What to work on
Write out each line of the entries below that holds the word "sidebar".

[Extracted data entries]
-----
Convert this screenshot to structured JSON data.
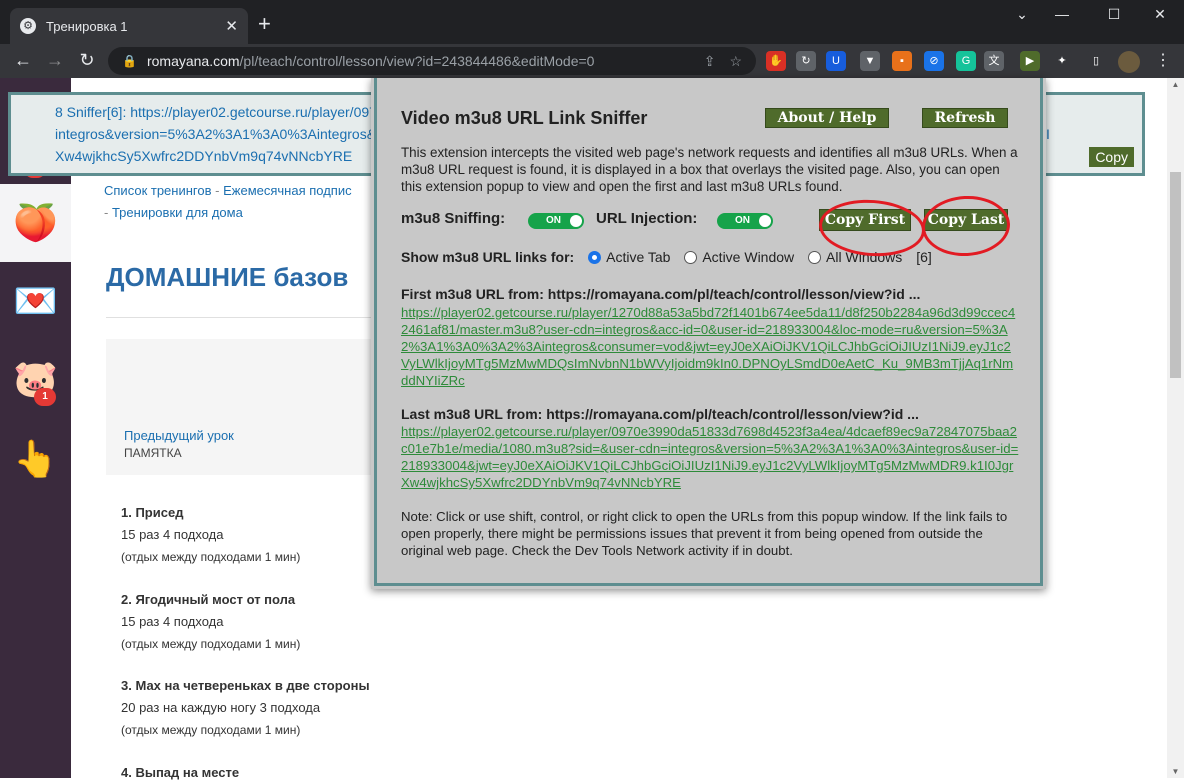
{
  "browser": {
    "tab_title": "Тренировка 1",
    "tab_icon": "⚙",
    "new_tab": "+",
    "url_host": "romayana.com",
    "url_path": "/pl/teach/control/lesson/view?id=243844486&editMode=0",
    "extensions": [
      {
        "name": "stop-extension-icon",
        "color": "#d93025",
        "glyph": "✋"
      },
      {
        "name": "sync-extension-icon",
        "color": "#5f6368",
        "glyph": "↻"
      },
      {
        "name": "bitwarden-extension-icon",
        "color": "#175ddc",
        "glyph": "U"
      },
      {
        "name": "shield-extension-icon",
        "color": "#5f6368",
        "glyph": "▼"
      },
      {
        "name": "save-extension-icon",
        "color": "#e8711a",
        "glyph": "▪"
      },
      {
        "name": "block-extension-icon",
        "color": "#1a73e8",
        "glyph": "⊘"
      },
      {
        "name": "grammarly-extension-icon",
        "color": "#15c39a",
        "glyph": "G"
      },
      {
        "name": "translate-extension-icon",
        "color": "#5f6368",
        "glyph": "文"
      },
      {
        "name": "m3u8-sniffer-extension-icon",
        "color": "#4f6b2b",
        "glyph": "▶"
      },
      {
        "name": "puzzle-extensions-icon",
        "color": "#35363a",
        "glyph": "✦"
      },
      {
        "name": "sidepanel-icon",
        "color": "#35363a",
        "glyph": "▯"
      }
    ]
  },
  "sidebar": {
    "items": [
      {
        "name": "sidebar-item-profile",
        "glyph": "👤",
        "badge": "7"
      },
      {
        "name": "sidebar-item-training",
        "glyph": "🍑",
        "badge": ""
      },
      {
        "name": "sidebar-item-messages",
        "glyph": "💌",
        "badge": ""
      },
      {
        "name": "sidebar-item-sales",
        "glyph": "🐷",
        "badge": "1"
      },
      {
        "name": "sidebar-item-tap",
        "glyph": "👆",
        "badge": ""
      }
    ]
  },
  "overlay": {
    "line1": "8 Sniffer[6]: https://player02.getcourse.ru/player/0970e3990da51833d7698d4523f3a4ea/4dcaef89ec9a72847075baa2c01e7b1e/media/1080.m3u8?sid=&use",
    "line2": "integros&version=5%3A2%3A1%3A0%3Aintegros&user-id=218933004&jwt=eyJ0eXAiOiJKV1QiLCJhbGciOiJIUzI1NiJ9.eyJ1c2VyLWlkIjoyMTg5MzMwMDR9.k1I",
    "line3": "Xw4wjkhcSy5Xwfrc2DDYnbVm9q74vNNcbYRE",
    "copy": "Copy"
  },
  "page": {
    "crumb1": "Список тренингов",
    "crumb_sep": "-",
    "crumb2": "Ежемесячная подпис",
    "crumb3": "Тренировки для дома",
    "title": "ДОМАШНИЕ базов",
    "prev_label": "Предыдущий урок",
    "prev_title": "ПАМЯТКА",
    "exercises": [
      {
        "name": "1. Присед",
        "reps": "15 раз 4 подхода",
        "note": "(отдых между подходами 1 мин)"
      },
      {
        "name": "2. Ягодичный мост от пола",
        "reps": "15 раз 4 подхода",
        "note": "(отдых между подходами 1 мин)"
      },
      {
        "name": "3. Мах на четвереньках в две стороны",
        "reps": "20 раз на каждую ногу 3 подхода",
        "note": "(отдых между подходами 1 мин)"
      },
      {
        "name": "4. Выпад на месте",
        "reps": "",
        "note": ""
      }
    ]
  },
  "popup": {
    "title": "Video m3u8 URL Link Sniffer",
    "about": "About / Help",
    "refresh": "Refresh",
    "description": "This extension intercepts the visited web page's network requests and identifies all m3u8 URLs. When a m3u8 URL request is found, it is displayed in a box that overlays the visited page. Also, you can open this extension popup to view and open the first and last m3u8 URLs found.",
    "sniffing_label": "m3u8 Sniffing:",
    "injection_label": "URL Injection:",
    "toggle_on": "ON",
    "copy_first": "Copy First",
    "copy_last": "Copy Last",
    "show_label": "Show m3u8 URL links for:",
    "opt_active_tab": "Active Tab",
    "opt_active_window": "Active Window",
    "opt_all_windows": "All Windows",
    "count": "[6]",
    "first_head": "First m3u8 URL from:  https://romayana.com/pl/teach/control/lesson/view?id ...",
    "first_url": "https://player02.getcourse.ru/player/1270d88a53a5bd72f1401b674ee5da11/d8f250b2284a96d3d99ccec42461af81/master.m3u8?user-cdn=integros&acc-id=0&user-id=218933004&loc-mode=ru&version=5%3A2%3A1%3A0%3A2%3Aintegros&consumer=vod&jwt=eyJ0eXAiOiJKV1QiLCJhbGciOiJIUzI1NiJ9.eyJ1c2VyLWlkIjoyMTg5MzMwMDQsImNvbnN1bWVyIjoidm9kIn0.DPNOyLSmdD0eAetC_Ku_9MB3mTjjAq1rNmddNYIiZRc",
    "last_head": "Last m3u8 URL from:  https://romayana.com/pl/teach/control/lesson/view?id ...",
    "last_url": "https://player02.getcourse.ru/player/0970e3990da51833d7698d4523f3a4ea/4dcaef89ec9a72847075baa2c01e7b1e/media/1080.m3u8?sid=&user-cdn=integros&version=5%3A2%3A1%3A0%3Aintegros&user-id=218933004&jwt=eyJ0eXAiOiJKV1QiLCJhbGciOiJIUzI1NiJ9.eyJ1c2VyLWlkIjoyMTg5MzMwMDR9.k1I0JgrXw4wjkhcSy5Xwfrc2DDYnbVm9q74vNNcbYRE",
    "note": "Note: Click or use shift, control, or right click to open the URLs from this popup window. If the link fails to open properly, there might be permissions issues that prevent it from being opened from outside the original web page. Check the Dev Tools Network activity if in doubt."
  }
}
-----
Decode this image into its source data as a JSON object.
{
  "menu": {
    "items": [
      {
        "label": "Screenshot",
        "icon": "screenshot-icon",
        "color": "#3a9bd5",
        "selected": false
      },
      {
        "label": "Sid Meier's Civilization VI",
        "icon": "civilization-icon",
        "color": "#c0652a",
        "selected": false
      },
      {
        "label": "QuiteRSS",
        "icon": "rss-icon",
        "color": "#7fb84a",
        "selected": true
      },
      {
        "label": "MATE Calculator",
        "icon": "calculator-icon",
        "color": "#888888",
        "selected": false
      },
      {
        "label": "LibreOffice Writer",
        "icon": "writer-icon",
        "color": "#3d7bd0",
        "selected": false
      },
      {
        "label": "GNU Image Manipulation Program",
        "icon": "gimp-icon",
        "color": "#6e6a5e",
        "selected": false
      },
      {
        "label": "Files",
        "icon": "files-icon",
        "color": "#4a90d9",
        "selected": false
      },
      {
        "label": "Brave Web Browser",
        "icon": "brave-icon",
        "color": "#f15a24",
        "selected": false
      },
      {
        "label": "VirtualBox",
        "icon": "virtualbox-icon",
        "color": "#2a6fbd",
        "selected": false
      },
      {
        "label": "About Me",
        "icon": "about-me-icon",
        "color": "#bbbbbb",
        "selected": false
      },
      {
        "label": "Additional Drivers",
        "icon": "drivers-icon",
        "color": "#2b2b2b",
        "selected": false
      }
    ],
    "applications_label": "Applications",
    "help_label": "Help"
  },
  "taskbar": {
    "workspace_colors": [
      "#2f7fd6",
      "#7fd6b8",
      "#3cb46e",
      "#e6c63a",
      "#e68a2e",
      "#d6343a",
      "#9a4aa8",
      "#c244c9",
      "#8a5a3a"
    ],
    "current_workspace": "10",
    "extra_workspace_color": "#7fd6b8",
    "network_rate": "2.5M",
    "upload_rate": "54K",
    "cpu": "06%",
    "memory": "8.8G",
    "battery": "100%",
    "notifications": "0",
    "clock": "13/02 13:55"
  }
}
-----
Exercise output
  "sidebar": {
        "name": "sidebar-item-profile",
        "name": "sidebar-item-training",
        "name": "sidebar-item-messages",
        "name": "sidebar-item-sales",
        "name": "sidebar-item-tap",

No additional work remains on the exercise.